Increasingly we’re even seeing a trend to eliminate biography from this page altogether.
Tip #3: Focus on inspiring your clients rather than sharing your mission.
All too often your readers’ eyes will glaze over as soon as they see words like “mission,” “manifesto” and “purpose.”
Frankly, most of us have become jaded. We’re accustomed to idealistic mission statements accompanied by sloppy services and a “who cares if we’re making money” mindset.
If you do include a mission statement, be clear on how your mission statement helps customers make a decision about you. For instance, Jonathan Adler is a lifestyle furniture store in Philadelphia and elsewhere. Their mission statement, posted in every store and on their website includes:
“We believe in rustic modernism…”
“We believe celebrities should pay full price.”
“We believe dogs should be allowed in stores.”
Since my dog was with me when I first saw this manifesto, I resonated immediately. The complete manifesto shows the owner’s personality as much as the store’s philosophy.
Kim Garst’s About Page includes these paragraphs, which aren’t labeled as “mission statement” or “approach,” but which will resonate with many of her audience members, worn out with buying from too many online marketing companies.
“Most social media marketing firms cater to deep-pocketed companies and dish out crumbs before they make you pay to learn the stuff you really need to know. Plus, they are not really experts. They do not actually do the very things they are telling you to do.
We believe in transparency and free flowing information and we have followed our own advice to build one of the largest, comprehensive and most successful digital platforms anywhere.”
Finally, give your “About Page” the “fun to read” test. Will readers stop after the first paragraph or will they keep going? You can entertain while still coming across as professional and knowledgeable.
Want to learn more? Download the FREE About Page Cheat Sheet

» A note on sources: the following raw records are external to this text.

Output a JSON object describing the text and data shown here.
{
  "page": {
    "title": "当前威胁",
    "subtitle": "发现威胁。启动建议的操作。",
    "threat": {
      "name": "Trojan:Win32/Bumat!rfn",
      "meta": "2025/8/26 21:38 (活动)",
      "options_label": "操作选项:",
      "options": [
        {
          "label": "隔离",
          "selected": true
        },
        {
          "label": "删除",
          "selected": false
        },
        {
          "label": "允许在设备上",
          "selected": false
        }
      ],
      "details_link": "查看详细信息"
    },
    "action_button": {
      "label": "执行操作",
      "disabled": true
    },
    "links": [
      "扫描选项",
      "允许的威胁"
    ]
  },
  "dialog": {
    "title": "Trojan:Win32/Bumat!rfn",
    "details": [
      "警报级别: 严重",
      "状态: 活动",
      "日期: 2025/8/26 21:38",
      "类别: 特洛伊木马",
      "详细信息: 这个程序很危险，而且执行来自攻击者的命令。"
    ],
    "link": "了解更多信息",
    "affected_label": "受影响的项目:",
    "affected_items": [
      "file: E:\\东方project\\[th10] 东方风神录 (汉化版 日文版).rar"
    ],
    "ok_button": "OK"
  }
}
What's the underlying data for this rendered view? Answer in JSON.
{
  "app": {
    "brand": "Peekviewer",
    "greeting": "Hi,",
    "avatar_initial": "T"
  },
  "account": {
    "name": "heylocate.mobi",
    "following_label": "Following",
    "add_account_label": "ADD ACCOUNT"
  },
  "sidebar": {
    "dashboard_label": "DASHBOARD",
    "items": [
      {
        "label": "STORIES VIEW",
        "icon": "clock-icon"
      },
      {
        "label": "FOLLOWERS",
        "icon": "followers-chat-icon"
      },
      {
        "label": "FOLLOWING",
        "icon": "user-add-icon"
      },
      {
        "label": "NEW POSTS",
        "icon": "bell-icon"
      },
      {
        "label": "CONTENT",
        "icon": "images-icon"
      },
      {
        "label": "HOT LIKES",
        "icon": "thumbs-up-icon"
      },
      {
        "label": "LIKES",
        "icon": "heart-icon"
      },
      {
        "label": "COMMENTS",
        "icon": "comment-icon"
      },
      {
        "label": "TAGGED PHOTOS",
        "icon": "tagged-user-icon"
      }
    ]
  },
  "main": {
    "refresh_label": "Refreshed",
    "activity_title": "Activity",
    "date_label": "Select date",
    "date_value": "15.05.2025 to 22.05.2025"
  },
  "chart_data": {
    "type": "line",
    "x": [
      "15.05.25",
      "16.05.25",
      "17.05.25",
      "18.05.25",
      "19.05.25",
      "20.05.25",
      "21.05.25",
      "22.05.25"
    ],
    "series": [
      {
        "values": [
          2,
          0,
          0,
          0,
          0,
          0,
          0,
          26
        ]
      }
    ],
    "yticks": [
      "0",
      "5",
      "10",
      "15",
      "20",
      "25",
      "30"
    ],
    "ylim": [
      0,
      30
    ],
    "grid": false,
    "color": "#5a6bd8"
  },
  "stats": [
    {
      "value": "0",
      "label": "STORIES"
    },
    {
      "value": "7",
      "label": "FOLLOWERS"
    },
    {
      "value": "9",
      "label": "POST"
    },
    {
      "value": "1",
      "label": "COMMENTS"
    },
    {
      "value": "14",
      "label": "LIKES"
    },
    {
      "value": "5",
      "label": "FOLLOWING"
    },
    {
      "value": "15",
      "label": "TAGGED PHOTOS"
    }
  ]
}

Check out this free training program:
3 Ways You Can Use Stories To Create A Rockstar About Page
For maximum impact, why not let me help you find your story? If you’ve been plugging away for weeks or months, building your website or writing your sales letter, I can help! One client said, “This session saved me at least 12 hours of working alone.” Learn more and choose your option here.